▶ _WORK REQUEST_
Provide an exact copy of the data, excluding the images.
MATERIAL FOR THIS TASK START
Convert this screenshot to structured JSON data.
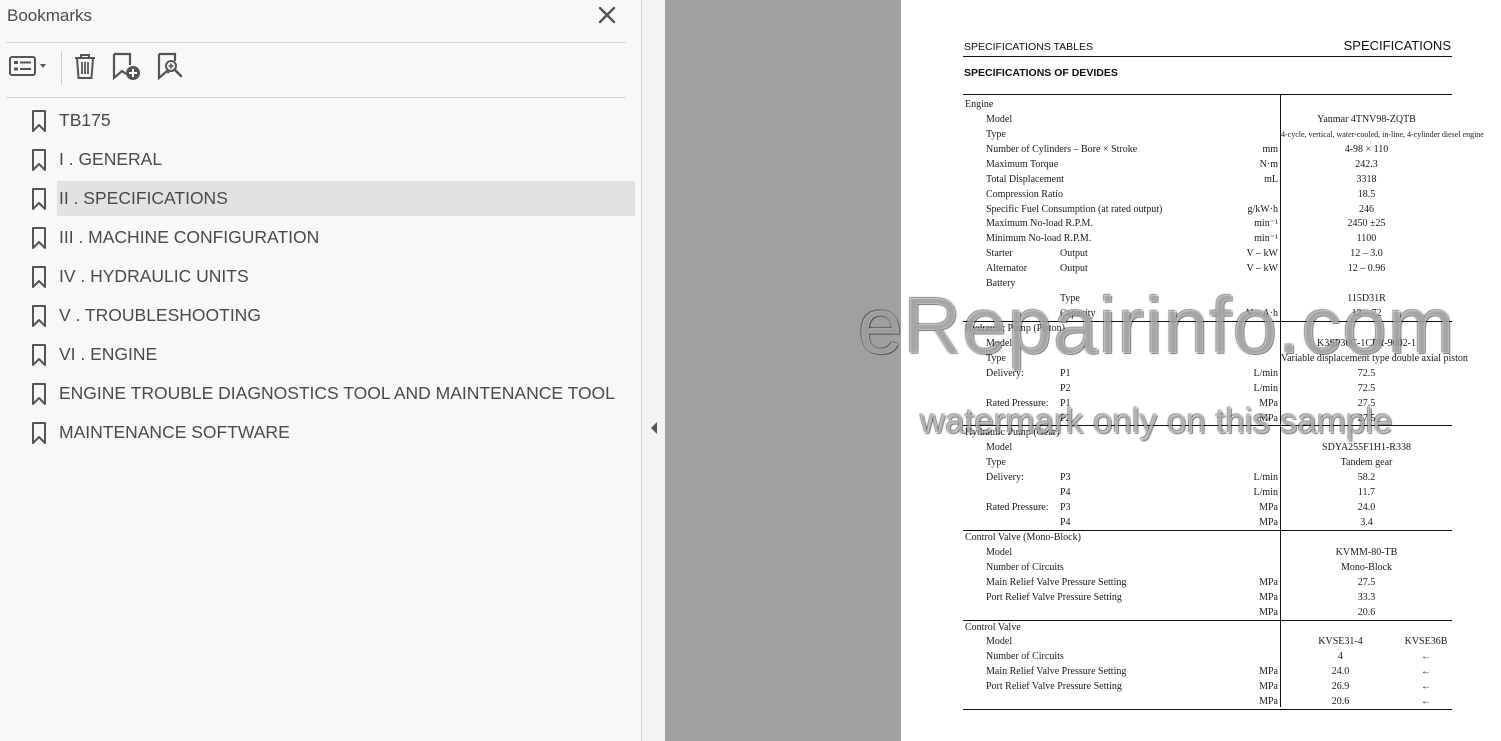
{
  "panel": {
    "title": "Bookmarks",
    "close_icon": "close-icon",
    "toolbar": [
      {
        "name": "options-menu-button",
        "icon": "list-options-icon"
      },
      {
        "name": "delete-bookmark-button",
        "icon": "trash-icon"
      },
      {
        "name": "new-bookmark-button",
        "icon": "add-bookmark-icon"
      },
      {
        "name": "find-bookmark-button",
        "icon": "search-bookmark-icon"
      }
    ],
    "bookmarks": [
      {
        "label": "TB175",
        "selected": false
      },
      {
        "label": "I . GENERAL",
        "selected": false
      },
      {
        "label": "II . SPECIFICATIONS",
        "selected": true
      },
      {
        "label": "III . MACHINE CONFIGURATION",
        "selected": false
      },
      {
        "label": "IV . HYDRAULIC UNITS",
        "selected": false
      },
      {
        "label": "V . TROUBLESHOOTING",
        "selected": false
      },
      {
        "label": "VI . ENGINE",
        "selected": false
      },
      {
        "label": "ENGINE TROUBLE DIAGNOSTICS TOOL AND MAINTENANCE TOOL",
        "selected": false
      },
      {
        "label": "MAINTENANCE SOFTWARE",
        "selected": false
      }
    ]
  },
  "splitter": {
    "icon": "collapse-left-arrow-icon"
  },
  "page": {
    "header_left": "SPECIFICATIONS TABLES",
    "header_right": "SPECIFICATIONS",
    "subtitle": "SPECIFICATIONS OF DEVIDES",
    "rows": [
      {
        "c0": "Engine"
      },
      {
        "c1": "Model",
        "v": "Yanmar 4TNV98-ZQTB"
      },
      {
        "c1": "Type",
        "v": "4-cycle, vertical, water-cooled, in-line, 4-cylinder diesel engine",
        "small": true
      },
      {
        "c1": "Number of Cylinders – Bore × Stroke",
        "u": "mm",
        "v": "4-98 × 110"
      },
      {
        "c1": "Maximum Torque",
        "u": "N·m",
        "v": "242.3"
      },
      {
        "c1": "Total Displacement",
        "u": "mL",
        "v": "3318"
      },
      {
        "c1": "Compression Ratio",
        "v": "18.5"
      },
      {
        "c1": "Specific Fuel Consumption (at rated output)",
        "u": "g/kW·h",
        "v": "246"
      },
      {
        "c1": "Maximum No-load R.P.M.",
        "u": "min⁻¹",
        "v": "2450 ±25"
      },
      {
        "c1": "Minimum No-load R.P.M.",
        "u": "min⁻¹",
        "v": "1100"
      },
      {
        "c1": "Starter",
        "c2": "Output",
        "u": "V – kW",
        "v": "12 – 3.0"
      },
      {
        "c1": "Alternator",
        "c2": "Output",
        "u": "V – kW",
        "v": "12 – 0.96"
      },
      {
        "c1": "Battery"
      },
      {
        "c2": "Type",
        "v": "115D31R"
      },
      {
        "c2": "Capacity",
        "u": "V – A·h",
        "v": "12 – 72",
        "line_after": true
      },
      {
        "c0": "Hydraulic Pump (Piston)"
      },
      {
        "c1": "Model",
        "v": "K3SP36C-1CFR-9002-1"
      },
      {
        "c1": "Type",
        "v": "Variable displacement type double axial piston"
      },
      {
        "c1": "Delivery:",
        "c2": "P1",
        "u": "L/min",
        "v": "72.5"
      },
      {
        "c2": "P2",
        "u": "L/min",
        "v": "72.5"
      },
      {
        "c1": "Rated Pressure:",
        "c2": "P1",
        "u": "MPa",
        "v": "27.5"
      },
      {
        "c2": "P2",
        "u": "MPa",
        "v": "27.5",
        "line_after": true
      },
      {
        "c0": "Hydraulic Pump (Gear)"
      },
      {
        "c1": "Model",
        "v": "SDYA255F1H1-R338"
      },
      {
        "c1": "Type",
        "v": "Tandem gear"
      },
      {
        "c1": "Delivery:",
        "c2": "P3",
        "u": "L/min",
        "v": "58.2"
      },
      {
        "c2": "P4",
        "u": "L/min",
        "v": "11.7"
      },
      {
        "c1": "Rated Pressure:",
        "c2": "P3",
        "u": "MPa",
        "v": "24.0"
      },
      {
        "c2": "P4",
        "u": "MPa",
        "v": "3.4",
        "line_after": true
      },
      {
        "c0": "Control Valve (Mono-Block)"
      },
      {
        "c1": "Model",
        "v": "KVMM-80-TB"
      },
      {
        "c1": "Number of Circuits",
        "v": "Mono-Block"
      },
      {
        "c1": "Main Relief Valve Pressure Setting",
        "u": "MPa",
        "v": "27.5"
      },
      {
        "c1": "Port Relief Valve Pressure Setting",
        "u": "MPa",
        "v": "33.3"
      },
      {
        "u": "MPa",
        "v": "20.6",
        "line_after": true
      },
      {
        "c0": "Control Valve"
      },
      {
        "c1": "Model",
        "v": "KVSE31-4",
        "v2": "KVSE36B"
      },
      {
        "c1": "Number of Circuits",
        "v": "4",
        "v2": "←"
      },
      {
        "c1": "Main Relief Valve Pressure Setting",
        "u": "MPa",
        "v": "24.0",
        "v2": "←"
      },
      {
        "c1": "Port Relief Valve Pressure Setting",
        "u": "MPa",
        "v": "26.9",
        "v2": "←"
      },
      {
        "u": "MPa",
        "v": "20.6",
        "v2": "←",
        "line_after": true
      }
    ],
    "watermark_main": "eRepairinfo.com",
    "watermark_sub": "watermark only on this sample"
  }
}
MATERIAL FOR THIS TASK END
▶ _ANSWER SECTION_
Convert this screenshot to structured JSON data.
{
  "panel": {
    "title": "Bookmarks",
    "close_icon": "close-icon",
    "toolbar": [
      {
        "name": "options-menu-button",
        "icon": "list-options-icon"
      },
      {
        "name": "delete-bookmark-button",
        "icon": "trash-icon"
      },
      {
        "name": "new-bookmark-button",
        "icon": "add-bookmark-icon"
      },
      {
        "name": "find-bookmark-button",
        "icon": "search-bookmark-icon"
      }
    ],
    "bookmarks": [
      {
        "label": "TB175",
        "selected": false
      },
      {
        "label": "I . GENERAL",
        "selected": false
      },
      {
        "label": "II . SPECIFICATIONS",
        "selected": true
      },
      {
        "label": "III . MACHINE CONFIGURATION",
        "selected": false
      },
      {
        "label": "IV . HYDRAULIC UNITS",
        "selected": false
      },
      {
        "label": "V . TROUBLESHOOTING",
        "selected": false
      },
      {
        "label": "VI . ENGINE",
        "selected": false
      },
      {
        "label": "ENGINE TROUBLE DIAGNOSTICS TOOL AND MAINTENANCE TOOL",
        "selected": false
      },
      {
        "label": "MAINTENANCE SOFTWARE",
        "selected": false
      }
    ]
  },
  "splitter": {
    "icon": "collapse-left-arrow-icon"
  },
  "page": {
    "header_left": "SPECIFICATIONS TABLES",
    "header_right": "SPECIFICATIONS",
    "subtitle": "SPECIFICATIONS OF DEVIDES",
    "rows": [
      {
        "c0": "Engine"
      },
      {
        "c1": "Model",
        "v": "Yanmar 4TNV98-ZQTB"
      },
      {
        "c1": "Type",
        "v": "4-cycle, vertical, water-cooled, in-line, 4-cylinder diesel engine",
        "small": true
      },
      {
        "c1": "Number of Cylinders – Bore × Stroke",
        "u": "mm",
        "v": "4-98 × 110"
      },
      {
        "c1": "Maximum Torque",
        "u": "N·m",
        "v": "242.3"
      },
      {
        "c1": "Total Displacement",
        "u": "mL",
        "v": "3318"
      },
      {
        "c1": "Compression Ratio",
        "v": "18.5"
      },
      {
        "c1": "Specific Fuel Consumption (at rated output)",
        "u": "g/kW·h",
        "v": "246"
      },
      {
        "c1": "Maximum No-load R.P.M.",
        "u": "min⁻¹",
        "v": "2450 ±25"
      },
      {
        "c1": "Minimum No-load R.P.M.",
        "u": "min⁻¹",
        "v": "1100"
      },
      {
        "c1": "Starter",
        "c2": "Output",
        "u": "V – kW",
        "v": "12 – 3.0"
      },
      {
        "c1": "Alternator",
        "c2": "Output",
        "u": "V – kW",
        "v": "12 – 0.96"
      },
      {
        "c1": "Battery"
      },
      {
        "c2": "Type",
        "v": "115D31R"
      },
      {
        "c2": "Capacity",
        "u": "V – A·h",
        "v": "12 – 72",
        "line_after": true
      },
      {
        "c0": "Hydraulic Pump (Piston)"
      },
      {
        "c1": "Model",
        "v": "K3SP36C-1CFR-9002-1"
      },
      {
        "c1": "Type",
        "v": "Variable displacement type double axial piston"
      },
      {
        "c1": "Delivery:",
        "c2": "P1",
        "u": "L/min",
        "v": "72.5"
      },
      {
        "c2": "P2",
        "u": "L/min",
        "v": "72.5"
      },
      {
        "c1": "Rated Pressure:",
        "c2": "P1",
        "u": "MPa",
        "v": "27.5"
      },
      {
        "c2": "P2",
        "u": "MPa",
        "v": "27.5",
        "line_after": true
      },
      {
        "c0": "Hydraulic Pump (Gear)"
      },
      {
        "c1": "Model",
        "v": "SDYA255F1H1-R338"
      },
      {
        "c1": "Type",
        "v": "Tandem gear"
      },
      {
        "c1": "Delivery:",
        "c2": "P3",
        "u": "L/min",
        "v": "58.2"
      },
      {
        "c2": "P4",
        "u": "L/min",
        "v": "11.7"
      },
      {
        "c1": "Rated Pressure:",
        "c2": "P3",
        "u": "MPa",
        "v": "24.0"
      },
      {
        "c2": "P4",
        "u": "MPa",
        "v": "3.4",
        "line_after": true
      },
      {
        "c0": "Control Valve (Mono-Block)"
      },
      {
        "c1": "Model",
        "v": "KVMM-80-TB"
      },
      {
        "c1": "Number of Circuits",
        "v": "Mono-Block"
      },
      {
        "c1": "Main Relief Valve Pressure Setting",
        "u": "MPa",
        "v": "27.5"
      },
      {
        "c1": "Port Relief Valve Pressure Setting",
        "u": "MPa",
        "v": "33.3"
      },
      {
        "u": "MPa",
        "v": "20.6",
        "line_after": true
      },
      {
        "c0": "Control Valve"
      },
      {
        "c1": "Model",
        "v": "KVSE31-4",
        "v2": "KVSE36B"
      },
      {
        "c1": "Number of Circuits",
        "v": "4",
        "v2": "←"
      },
      {
        "c1": "Main Relief Valve Pressure Setting",
        "u": "MPa",
        "v": "24.0",
        "v2": "←"
      },
      {
        "c1": "Port Relief Valve Pressure Setting",
        "u": "MPa",
        "v": "26.9",
        "v2": "←"
      },
      {
        "u": "MPa",
        "v": "20.6",
        "v2": "←",
        "line_after": true
      }
    ],
    "watermark_main": "eRepairinfo.com",
    "watermark_sub": "watermark only on this sample"
  }
}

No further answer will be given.